YOUR INSTRUCTIONS: Give the number of lines in the entries below that hold "JSON", with no accompanying words.
*** PROVIDED RECORDS Section Begins ***
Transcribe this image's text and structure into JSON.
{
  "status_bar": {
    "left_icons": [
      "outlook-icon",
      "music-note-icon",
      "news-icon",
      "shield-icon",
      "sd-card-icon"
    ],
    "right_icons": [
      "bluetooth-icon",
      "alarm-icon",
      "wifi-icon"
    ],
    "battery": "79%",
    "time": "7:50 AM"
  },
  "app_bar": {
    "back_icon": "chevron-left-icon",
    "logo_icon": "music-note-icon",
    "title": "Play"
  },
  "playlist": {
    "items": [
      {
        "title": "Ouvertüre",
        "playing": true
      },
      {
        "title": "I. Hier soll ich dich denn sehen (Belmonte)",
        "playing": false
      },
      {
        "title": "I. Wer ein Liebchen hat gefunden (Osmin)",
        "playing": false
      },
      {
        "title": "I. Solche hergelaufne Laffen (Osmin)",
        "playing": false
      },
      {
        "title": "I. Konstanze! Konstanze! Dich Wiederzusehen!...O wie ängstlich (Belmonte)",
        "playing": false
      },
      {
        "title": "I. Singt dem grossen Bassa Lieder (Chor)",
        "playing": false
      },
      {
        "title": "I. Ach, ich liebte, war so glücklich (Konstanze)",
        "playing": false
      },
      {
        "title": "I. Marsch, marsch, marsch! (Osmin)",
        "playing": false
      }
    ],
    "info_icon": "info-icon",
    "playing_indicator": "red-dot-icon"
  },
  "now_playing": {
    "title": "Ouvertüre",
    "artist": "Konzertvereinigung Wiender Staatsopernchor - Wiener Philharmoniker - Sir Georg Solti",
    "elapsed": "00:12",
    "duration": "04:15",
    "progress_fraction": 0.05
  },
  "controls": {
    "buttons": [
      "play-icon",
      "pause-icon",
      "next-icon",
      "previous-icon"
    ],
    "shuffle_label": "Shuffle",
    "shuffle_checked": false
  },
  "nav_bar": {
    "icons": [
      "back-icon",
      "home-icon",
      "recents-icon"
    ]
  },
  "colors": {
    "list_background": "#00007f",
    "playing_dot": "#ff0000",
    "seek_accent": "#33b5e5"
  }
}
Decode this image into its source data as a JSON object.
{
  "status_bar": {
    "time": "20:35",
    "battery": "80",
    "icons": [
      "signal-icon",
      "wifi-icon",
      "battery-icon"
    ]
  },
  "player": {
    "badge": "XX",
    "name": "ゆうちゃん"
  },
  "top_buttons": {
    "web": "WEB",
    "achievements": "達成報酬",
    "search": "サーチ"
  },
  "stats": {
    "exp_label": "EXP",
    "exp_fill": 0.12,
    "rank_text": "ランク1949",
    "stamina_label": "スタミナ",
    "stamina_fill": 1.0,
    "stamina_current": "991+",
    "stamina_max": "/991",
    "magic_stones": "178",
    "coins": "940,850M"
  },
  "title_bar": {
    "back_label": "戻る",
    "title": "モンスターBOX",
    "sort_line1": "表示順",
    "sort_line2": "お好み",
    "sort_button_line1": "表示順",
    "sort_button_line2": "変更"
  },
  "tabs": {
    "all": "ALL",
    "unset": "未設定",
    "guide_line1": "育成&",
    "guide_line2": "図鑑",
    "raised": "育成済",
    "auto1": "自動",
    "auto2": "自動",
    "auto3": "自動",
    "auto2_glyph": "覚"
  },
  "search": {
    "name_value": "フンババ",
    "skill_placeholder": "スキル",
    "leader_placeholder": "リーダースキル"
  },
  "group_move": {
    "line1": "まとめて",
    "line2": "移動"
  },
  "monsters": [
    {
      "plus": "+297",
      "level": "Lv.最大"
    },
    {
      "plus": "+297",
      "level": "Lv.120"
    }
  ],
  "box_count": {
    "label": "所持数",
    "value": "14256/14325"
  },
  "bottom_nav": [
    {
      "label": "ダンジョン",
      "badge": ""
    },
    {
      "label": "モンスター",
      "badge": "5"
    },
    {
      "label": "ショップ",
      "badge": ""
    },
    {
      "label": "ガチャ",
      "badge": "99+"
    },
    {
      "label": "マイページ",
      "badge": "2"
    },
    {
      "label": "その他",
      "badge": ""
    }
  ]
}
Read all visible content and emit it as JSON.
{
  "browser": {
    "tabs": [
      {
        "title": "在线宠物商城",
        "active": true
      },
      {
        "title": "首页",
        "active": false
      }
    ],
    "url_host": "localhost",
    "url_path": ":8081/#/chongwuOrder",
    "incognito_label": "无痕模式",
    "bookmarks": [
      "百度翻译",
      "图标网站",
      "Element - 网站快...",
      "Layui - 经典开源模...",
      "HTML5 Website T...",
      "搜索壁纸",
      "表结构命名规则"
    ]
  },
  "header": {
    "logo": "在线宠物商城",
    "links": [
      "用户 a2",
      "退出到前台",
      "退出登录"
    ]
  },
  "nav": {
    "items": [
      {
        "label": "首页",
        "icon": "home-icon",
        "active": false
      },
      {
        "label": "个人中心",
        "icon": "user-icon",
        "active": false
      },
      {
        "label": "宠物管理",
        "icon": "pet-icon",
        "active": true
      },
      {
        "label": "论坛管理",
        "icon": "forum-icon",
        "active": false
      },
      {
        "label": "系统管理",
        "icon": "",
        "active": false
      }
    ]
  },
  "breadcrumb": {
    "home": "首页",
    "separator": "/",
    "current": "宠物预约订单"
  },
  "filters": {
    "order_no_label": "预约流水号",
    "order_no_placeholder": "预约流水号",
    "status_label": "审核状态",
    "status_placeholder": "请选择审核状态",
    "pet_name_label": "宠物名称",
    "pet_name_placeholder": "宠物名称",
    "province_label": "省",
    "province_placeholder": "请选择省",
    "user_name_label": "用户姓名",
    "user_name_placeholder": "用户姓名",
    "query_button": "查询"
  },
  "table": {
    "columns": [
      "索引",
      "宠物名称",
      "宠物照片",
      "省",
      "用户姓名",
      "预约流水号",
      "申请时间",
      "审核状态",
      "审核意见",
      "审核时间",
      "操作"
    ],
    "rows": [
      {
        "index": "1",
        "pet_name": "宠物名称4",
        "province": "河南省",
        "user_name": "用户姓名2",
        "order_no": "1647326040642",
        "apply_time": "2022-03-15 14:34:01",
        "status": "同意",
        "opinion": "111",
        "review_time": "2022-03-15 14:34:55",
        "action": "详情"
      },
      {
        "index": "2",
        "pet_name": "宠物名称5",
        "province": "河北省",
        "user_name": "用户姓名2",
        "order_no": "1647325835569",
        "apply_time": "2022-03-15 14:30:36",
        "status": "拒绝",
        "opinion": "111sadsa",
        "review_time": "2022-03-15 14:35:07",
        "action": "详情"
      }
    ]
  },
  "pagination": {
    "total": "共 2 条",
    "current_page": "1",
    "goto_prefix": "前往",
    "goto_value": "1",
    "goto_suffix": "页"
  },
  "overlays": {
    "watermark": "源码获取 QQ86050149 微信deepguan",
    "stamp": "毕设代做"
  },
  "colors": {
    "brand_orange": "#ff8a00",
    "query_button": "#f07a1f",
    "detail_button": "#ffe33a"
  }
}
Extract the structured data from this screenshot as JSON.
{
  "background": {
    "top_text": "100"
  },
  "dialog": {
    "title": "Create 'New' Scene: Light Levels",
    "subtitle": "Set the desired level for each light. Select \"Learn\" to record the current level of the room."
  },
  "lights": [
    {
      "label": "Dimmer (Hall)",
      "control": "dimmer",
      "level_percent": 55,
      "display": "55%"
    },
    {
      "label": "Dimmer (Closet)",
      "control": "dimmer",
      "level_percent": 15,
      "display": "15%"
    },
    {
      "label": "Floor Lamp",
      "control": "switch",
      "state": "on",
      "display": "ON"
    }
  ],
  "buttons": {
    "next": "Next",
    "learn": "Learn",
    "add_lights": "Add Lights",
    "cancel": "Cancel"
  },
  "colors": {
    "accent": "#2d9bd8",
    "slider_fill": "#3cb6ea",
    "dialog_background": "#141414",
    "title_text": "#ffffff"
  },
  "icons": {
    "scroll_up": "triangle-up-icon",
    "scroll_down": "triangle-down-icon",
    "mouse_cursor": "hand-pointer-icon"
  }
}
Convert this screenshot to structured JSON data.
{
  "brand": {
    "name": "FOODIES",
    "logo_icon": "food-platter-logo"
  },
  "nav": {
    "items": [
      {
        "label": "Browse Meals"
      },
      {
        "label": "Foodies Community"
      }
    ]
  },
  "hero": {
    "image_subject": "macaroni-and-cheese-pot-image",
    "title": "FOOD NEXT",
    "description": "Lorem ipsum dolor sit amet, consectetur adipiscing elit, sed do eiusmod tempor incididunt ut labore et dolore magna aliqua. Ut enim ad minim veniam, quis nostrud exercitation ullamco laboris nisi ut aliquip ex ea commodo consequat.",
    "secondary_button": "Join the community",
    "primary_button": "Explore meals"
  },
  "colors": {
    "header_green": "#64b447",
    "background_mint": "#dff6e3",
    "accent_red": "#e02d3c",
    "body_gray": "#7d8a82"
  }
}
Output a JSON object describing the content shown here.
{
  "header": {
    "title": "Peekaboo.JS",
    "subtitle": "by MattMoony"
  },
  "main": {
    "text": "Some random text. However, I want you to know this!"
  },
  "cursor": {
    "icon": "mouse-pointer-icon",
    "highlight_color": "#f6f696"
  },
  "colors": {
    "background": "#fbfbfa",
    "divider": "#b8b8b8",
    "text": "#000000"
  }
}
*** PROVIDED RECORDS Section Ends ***
ANSWER FOR THE TASK: 6